1 It is in light of this question that a renewed understanding, in fact, experience of “our” history imposes itself in its urgency—a crossing over into that which remains unacknowledged in our dominant discourses “about” ourselves. Indeed, the task of “[t]hinking in the crossing,” as Heidegger envisions it, entails bringing “into dialogue [Zwiesprache] that which has ¤rst been [das erste Gewesene] of the being [Seyns] of truth and that which is futural in the extreme of the truth of being [Seyns]” (Beitr.

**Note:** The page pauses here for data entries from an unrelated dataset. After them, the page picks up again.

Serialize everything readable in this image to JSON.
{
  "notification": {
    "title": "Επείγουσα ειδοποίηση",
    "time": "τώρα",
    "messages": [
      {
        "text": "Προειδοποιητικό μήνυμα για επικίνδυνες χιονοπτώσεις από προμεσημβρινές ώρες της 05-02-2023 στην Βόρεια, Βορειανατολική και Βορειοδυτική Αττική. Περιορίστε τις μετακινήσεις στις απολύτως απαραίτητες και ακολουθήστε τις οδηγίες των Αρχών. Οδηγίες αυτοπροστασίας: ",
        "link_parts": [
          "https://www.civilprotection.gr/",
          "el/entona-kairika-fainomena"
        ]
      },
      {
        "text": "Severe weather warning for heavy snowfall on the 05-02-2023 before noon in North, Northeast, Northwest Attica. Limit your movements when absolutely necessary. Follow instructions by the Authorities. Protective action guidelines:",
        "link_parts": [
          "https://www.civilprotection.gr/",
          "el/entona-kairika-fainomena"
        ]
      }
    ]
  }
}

For my critical evaluation of this reading, see my Finitude and Transcendence in the Platonic Dialogues (Albany: SUNY Press, 1995) and Questioning Platonism: Continental Interpretations of Plato (Albany: SUNY Press, 2004). 14. Heidegger, “The End of Philosophy and the Task of Thinking,” in On Time and Being, trans. Joan Stambaugh (New York: Harper and Row, 1972), 70. 15. In John Sallis, Chorology: On Beginning in Plato’s Timaeus (Bloomington: Indiana University Press, 1999). 16. Plato, Timaeus, 52b.

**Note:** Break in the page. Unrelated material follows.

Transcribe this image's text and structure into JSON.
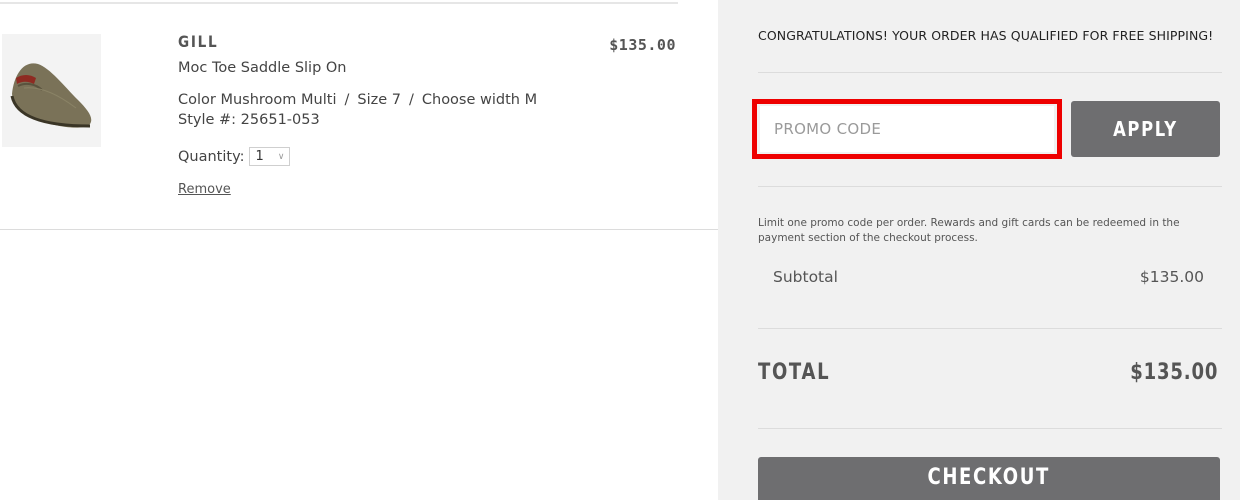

Walter Brogan, “Heraclitus, Philosopher of the Sign,” in The Presocratics after Heidegger, ed. David Jacobs (Albany: SUNY Press, 1999), 263–276. 13. Heidegger, “Plato’s Doctrine of Truth, With a Letter on Humanism,” in Pathmarks, ed. William McNeill (Cambridge: Cambridge University Press, 1998), 155–82. Martin Heidegger, Platons Lehre von der Wahrheit (mit einem Brief uber den Humanismus) (Bern: Franke Verlag, 1947). This critical reading of Plato begins with Heidegger’s earlier (1924–25) lecture course on the Sophist.